|Navarre, Duroy - Roy|
|DEL POZO, O|
Submitted to: Proceedings of the National Academy of Sciences (PNAS)
Publication Type: Peer Reviewed Journal
Publication Acceptance Date: 6/10/2002
Publication Date: 8/15/2002
Citation: Slaymaker, D.H., Navarre, D.A., Clark, D., Del Pozo, O., Martin, G.G., Klessig, D.F. 2002. The tobacco salicylic acid-binding protein 3 (SABP3) is the chloroplast carbonic anhydrase, which exhibits antioxidant activity and plays a role in the hypersensitive defense response. Proceedings of the National Academy of Sciences USA. 99(18):11640-11645. Epub 2002 Aug 15.
Interpretive Summary: Salicylic acid plays a key role in regulating plant defense responses, however the mechanism(s)by which SA regulates defense responses is not yet clear.This work identifies a novel salicylic acid-binding protein located in chloroplasts as carbonic anhydrase (CA). The work suggests that CA may be a bifunctional protein with an additional function beyond its known role eand have an important anti-oxidant function.

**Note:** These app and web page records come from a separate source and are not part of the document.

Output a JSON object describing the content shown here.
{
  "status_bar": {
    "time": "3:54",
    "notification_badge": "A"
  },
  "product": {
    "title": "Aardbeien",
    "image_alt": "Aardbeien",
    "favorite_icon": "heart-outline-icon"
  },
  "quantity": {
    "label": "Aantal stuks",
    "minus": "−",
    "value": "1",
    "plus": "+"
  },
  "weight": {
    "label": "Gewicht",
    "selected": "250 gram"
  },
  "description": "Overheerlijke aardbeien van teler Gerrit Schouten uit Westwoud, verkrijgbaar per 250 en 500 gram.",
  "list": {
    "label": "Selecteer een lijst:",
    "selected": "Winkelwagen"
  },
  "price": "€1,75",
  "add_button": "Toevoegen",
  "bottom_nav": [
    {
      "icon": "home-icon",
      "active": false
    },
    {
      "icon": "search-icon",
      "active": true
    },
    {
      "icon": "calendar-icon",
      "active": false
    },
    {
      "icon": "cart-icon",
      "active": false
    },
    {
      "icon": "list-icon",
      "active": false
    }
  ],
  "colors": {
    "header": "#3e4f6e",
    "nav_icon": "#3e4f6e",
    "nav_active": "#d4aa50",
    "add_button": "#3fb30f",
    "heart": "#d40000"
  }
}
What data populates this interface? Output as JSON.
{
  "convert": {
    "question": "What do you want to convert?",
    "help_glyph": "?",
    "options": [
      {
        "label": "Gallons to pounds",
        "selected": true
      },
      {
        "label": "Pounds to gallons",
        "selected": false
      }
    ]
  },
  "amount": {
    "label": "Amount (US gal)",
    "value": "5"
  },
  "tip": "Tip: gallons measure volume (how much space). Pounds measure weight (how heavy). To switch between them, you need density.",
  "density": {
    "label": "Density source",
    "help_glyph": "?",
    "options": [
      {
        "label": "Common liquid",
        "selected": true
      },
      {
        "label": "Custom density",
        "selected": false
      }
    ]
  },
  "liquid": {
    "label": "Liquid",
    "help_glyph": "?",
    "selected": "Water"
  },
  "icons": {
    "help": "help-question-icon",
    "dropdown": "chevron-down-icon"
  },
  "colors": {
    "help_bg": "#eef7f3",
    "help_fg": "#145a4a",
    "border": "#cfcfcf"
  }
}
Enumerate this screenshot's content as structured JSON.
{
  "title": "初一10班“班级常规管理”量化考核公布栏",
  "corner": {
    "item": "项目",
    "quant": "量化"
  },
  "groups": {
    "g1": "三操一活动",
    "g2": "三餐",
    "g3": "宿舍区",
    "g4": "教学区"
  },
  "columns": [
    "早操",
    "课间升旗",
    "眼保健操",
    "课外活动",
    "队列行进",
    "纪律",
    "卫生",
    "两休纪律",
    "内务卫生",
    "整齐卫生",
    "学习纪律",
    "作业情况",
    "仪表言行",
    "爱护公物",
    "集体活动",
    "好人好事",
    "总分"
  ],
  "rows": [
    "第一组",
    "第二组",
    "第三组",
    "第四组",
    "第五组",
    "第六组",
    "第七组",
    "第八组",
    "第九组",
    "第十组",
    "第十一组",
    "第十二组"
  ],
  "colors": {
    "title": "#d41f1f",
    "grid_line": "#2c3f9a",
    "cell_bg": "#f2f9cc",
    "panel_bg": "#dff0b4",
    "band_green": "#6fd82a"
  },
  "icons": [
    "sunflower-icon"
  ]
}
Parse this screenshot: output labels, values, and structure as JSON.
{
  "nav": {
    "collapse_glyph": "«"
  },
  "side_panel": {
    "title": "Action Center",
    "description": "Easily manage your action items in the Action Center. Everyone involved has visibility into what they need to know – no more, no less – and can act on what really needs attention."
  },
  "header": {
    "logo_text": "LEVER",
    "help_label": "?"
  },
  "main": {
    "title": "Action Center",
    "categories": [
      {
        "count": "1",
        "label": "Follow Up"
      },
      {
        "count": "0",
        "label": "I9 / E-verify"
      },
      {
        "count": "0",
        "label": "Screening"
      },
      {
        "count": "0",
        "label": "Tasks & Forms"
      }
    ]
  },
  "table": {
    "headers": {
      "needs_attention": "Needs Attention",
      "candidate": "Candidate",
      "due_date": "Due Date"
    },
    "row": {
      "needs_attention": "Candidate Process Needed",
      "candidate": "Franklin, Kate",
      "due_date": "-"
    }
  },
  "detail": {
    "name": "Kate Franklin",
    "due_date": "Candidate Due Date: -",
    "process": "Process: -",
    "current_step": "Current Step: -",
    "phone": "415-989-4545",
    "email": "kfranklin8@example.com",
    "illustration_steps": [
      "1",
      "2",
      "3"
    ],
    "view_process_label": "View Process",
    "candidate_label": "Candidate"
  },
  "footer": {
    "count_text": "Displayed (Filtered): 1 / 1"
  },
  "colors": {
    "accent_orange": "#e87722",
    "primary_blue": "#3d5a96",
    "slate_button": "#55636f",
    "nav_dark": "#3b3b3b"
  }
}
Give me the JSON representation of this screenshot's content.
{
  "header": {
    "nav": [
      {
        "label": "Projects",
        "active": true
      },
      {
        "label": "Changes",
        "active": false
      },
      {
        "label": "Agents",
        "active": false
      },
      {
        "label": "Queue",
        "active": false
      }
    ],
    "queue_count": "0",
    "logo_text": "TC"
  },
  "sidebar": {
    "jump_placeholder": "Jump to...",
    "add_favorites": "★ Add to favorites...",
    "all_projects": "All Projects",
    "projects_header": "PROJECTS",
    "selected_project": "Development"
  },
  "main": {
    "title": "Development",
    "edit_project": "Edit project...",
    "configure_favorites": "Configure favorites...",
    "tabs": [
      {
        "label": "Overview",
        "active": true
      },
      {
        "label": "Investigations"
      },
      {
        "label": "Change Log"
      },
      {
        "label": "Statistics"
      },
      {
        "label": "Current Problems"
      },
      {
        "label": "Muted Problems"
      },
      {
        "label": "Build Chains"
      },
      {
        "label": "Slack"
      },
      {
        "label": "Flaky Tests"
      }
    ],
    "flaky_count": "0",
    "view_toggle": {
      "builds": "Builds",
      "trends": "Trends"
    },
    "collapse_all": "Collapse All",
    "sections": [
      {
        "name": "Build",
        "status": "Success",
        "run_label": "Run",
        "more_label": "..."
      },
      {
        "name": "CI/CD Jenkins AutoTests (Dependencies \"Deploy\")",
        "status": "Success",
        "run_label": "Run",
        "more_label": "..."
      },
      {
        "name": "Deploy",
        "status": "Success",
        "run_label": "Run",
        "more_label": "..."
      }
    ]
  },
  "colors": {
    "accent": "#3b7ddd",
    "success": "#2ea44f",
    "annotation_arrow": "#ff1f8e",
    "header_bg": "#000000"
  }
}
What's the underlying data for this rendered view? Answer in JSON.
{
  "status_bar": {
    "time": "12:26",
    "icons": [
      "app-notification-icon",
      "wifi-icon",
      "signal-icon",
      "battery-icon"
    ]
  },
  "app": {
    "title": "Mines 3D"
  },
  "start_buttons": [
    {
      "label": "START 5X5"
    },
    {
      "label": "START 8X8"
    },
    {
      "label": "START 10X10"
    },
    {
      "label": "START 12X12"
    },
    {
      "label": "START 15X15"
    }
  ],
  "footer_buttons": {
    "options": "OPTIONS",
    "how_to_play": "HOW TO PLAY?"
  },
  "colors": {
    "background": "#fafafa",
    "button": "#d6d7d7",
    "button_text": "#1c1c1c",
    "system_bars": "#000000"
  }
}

Technical Abstract: In plants, salicylic acid (SA) plays an important role in signaling both local and systemic defense responses. Previous efforts to identify SA effector proteins in tobacco have led to the isolation of two soluble cytoplasmic SA-binding proteins: catalase (SABP) and an approximately 25 kDa protein, SABP2. Here we describe the identification of an SA-binding protein, SABP3, in the stroma of tobacco chloroplasts. SABP3 bound SA with an apparent dissociation constant (Kd) of 3.7 mM and exhibited much greater affinity for biologically active SA analogs than inactive analogs. Purification and partial sequencing of SABP3 indicated that it is the chloroplast carbonic anhydrase (CA). Confirming this finding, recombinant tobacco chloroplast CA exhibited both CA enzymatic and SA-binding activities. Expression of this protein in yeast also demonstrated that CA/SABP3 has antioxidant activity. A second gene encoding CA was also cloned and its encoded protein was shown to behave similar to that purifie as SABP3. These results demonstrate that SA may act through multiple effector proteins in plants, and sheds further light on the function of CA in chloroplasts.